Task to carry out »
The answer must consist of the records below, repeated exactly.

····················

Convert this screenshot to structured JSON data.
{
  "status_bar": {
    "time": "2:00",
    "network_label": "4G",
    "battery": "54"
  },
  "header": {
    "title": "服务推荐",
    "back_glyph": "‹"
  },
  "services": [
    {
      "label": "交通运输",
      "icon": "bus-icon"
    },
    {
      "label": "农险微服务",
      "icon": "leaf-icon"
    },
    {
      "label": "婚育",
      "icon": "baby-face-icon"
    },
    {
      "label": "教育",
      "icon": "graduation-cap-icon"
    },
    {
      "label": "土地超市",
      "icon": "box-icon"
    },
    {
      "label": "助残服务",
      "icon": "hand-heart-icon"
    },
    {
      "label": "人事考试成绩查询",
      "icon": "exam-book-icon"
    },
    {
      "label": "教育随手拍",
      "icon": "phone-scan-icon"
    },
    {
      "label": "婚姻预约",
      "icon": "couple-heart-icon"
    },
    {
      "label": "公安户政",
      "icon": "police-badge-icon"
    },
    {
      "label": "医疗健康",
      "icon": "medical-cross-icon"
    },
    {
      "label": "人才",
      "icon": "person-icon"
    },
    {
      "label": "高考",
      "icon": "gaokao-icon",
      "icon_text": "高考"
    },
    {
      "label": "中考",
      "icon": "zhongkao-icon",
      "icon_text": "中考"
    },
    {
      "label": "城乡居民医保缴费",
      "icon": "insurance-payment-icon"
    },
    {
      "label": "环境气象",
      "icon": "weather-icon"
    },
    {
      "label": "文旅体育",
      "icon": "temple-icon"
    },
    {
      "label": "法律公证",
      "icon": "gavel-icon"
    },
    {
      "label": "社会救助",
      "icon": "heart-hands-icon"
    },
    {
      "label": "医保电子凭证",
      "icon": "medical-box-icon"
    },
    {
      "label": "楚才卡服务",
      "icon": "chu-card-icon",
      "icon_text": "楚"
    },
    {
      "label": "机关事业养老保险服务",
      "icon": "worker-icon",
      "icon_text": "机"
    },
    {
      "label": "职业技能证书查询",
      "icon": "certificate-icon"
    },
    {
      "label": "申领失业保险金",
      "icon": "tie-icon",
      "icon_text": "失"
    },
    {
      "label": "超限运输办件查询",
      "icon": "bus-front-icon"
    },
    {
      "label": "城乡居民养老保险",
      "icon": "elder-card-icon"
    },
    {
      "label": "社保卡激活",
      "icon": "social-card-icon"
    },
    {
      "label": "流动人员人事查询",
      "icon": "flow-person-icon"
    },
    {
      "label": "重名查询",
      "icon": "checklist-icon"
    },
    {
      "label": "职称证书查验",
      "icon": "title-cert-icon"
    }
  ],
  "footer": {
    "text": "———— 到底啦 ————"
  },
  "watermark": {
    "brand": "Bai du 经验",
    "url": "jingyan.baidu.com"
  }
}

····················

Result of this task »
Convert this screenshot to structured JSON data.
{
  "status_bar": {
    "time": "2:00",
    "network_label": "4G",
    "battery": "54"
  },
  "header": {
    "title": "服务推荐",
    "back_glyph": "‹"
  },
  "services": [
    {
      "label": "交通运输",
      "icon": "bus-icon"
    },
    {
      "label": "农险微服务",
      "icon": "leaf-icon"
    },
    {
      "label": "婚育",
      "icon": "baby-face-icon"
    },
    {
      "label": "教育",
      "icon": "graduation-cap-icon"
    },
    {
      "label": "土地超市",
      "icon": "box-icon"
    },
    {
      "label": "助残服务",
      "icon": "hand-heart-icon"
    },
    {
      "label": "人事考试成绩查询",
      "icon": "exam-book-icon"
    },
    {
      "label": "教育随手拍",
      "icon": "phone-scan-icon"
    },
    {
      "label": "婚姻预约",
      "icon": "couple-heart-icon"
    },
    {
      "label": "公安户政",
      "icon": "police-badge-icon"
    },
    {
      "label": "医疗健康",
      "icon": "medical-cross-icon"
    },
    {
      "label": "人才",
      "icon": "person-icon"
    },
    {
      "label": "高考",
      "icon": "gaokao-icon",
      "icon_text": "高考"
    },
    {
      "label": "中考",
      "icon": "zhongkao-icon",
      "icon_text": "中考"
    },
    {
      "label": "城乡居民医保缴费",
      "icon": "insurance-payment-icon"
    },
    {
      "label": "环境气象",
      "icon": "weather-icon"
    },
    {
      "label": "文旅体育",
      "icon": "temple-icon"
    },
    {
      "label": "法律公证",
      "icon": "gavel-icon"
    },
    {
      "label": "社会救助",
      "icon": "heart-hands-icon"
    },
    {
      "label": "医保电子凭证",
      "icon": "medical-box-icon"
    },
    {
      "label": "楚才卡服务",
      "icon": "chu-card-icon",
      "icon_text": "楚"
    },
    {
      "label": "机关事业养老保险服务",
      "icon": "worker-icon",
      "icon_text": "机"
    },
    {
      "label": "职业技能证书查询",
      "icon": "certificate-icon"
    },
    {
      "label": "申领失业保险金",
      "icon": "tie-icon",
      "icon_text": "失"
    },
    {
      "label": "超限运输办件查询",
      "icon": "bus-front-icon"
    },
    {
      "label": "城乡居民养老保险",
      "icon": "elder-card-icon"
    },
    {
      "label": "社保卡激活",
      "icon": "social-card-icon"
    },
    {
      "label": "流动人员人事查询",
      "icon": "flow-person-icon"
    },
    {
      "label": "重名查询",
      "icon": "checklist-icon"
    },
    {
      "label": "职称证书查验",
      "icon": "title-cert-icon"
    }
  ],
  "footer": {
    "text": "———— 到底啦 ————"
  },
  "watermark": {
    "brand": "Bai du 经验",
    "url": "jingyan.baidu.com"
  }
}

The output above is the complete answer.